And here we have a teachable moment.
Teacher Cindy “D, have you looked at M’s face? I notice she is not smiling. I wonder if she likes this game”.
M “I don’t like this game.” (Teacher Cindy’s thoughts: She spoke up for herself! I like a strong girl, way to go, M.)
I didn’t say anything more. I felt I had already said enough.
D stops and suggests a new idea for what they can play together. He’s adaptable. (D really wants to have fun together, as soon as he knows his friend is not enjoying the game, he’s ready to change to something else.)
Let’s look at the learning happening here:
–Speaking and listening skills as they communicate about their play
–Representing objects (the sand is the food) is the gateway for future reading as they will one day be able to understand that letters represent sounds and a bunch of letters together can make words.
–taking on roles as cook, treasure hunter, music maker
–understanding feelings of others and developing empathy
-using hands and fingers develops fine motor skills
–visual skills are enhanced as they search for’treasure’
–exploration of sounds through the sense of hearing helps develop listening skills
-using creative ideas for what the sand can represent like “tomato pie”
-learning cause and effect/gravity “if I knock this over, it will fall down”
–advocating for yourself… when I don’t like something I can speak up and let my friend know how I am feeling
–smiles mean my friend is happy; no smiles might mean my friend doesn’t like something
As you can see, there is lots of learning happening in this few moments of time and not really a lot I needed to say.
This does leave me with some questions to think about that may guide me in how I set up the environment for future play.
- How can children further explore gravity?
- How can children further explore sound?
- What could be added to the play area that would suggest new roles for the children to take on?
- How can children further explore the idea of cause and effect?
How do you see the role of a preschool teacher? Is it possible we look like we’re not actually doing anything? How can we help parents understand our role in supporting and facilitating play? Thank you for reading.
The day after writing this post:

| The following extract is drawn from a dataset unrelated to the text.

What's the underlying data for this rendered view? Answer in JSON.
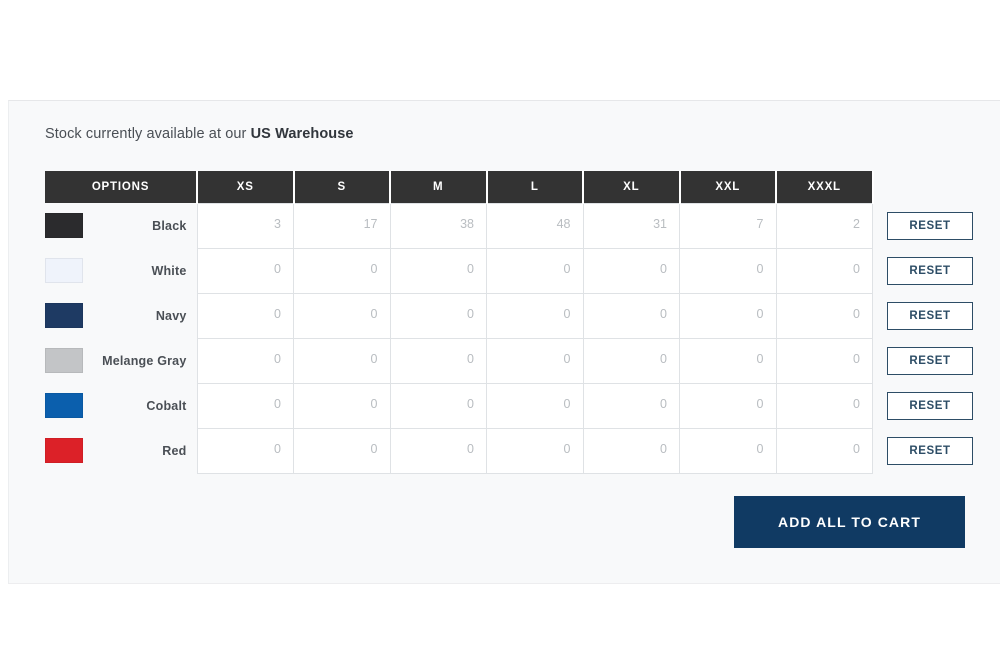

I’m just going to add that I read a post from Teacher Tom after writing the above post and find it quite interesting that we are writing blog posts about such a similar topic. He explores the definition of “school” and “teacher”. He also touches on our roles early childhood educators. I like that he considers his role to be adding humour and an element of fun. It reminded me one reason I like “teaching” young children. It is that opportunity to make their first experiences away from home positive, fun and something that can be enjoyable and engaging. If the first associations a child has with “school” are positive, then I believe it can go a long way towards making the school experience more positive even though the element of play is not always present. (My hope is that all countries would become more like Finland where play is valued for all ages of children and not just those under the age of six.)